Back Pain and Satisfaction with Chiropractic Treatment: What Role Does the Physical Outcome Play?


Back Pain and Satisfaction  with Chiropractic Treatment: What Role Does the Physical Outcome Play?

Alan Breen DC, PhD, Breen R

Institute for Musculoskeletal Research and Clinical Implementation,
Anglo-European College of Chiropractic,
Bournemouth, Dorset, United Kingdom.

OBJECTIVES:   This study sought to determine what functional and affective outcomes had the most predictive value for overall satisfaction and improvement in patients seeking chiropractic treatment of low back pain.

METHOD:   Baseline questionnaires were completed by 965 patients seeking chiropractic help for low back pain, with blinded follow-up at 6 weeks. Patients were asked about effects on pain, anxiety, normal activity, work, depression, lifestyle, satisfaction, and overall improvement.
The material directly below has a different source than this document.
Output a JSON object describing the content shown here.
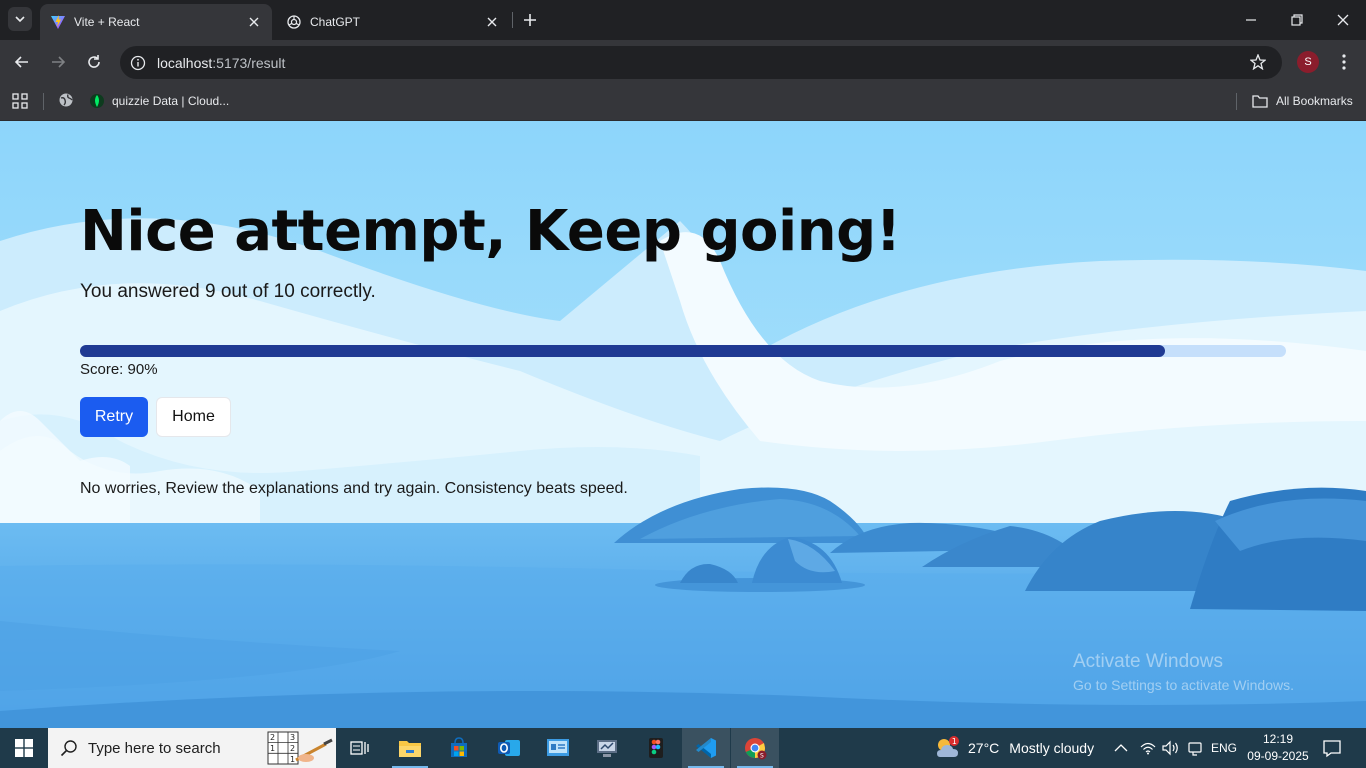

Stepwise multiple regression analyses were used to evaluate the contribution of change scores to overall improvement and satisfaction. A 2-stage block regression was conducted to find out what additional factors besides overall improvement predicted patient satisfaction.

RESULTS:   There were weak to moderate, but highly significant, relationships between the change scores and both improvement and satisfaction. However, most of the variance (57%) in the latter was explained by overall improvement and a very small amount (0.5%) by improvements in activity, leaving nearly 43% unexplained by any of the variables. Pain, work, and ability to control pain together predicted 27% of the variance in overall improvement. No other variables predicted this, leaving 73% of the variance unexplained.

DISCUSSION:   Pragmatic rather than affective variables played some part in predicting satisfaction through global improvement in these patients. This should help to inform future interpretation of clinical trials of chiropractic treatments for back pain. However, the nature of the “unknown” components needs further investigation. There are initial indications in the literature that information giving, and the reconfiguration of patients’ perceptions of the problem, may contribute to patient satisfaction generally. Further work is needed to confirm this and to establish where such interventions can also contribute to overall improvement.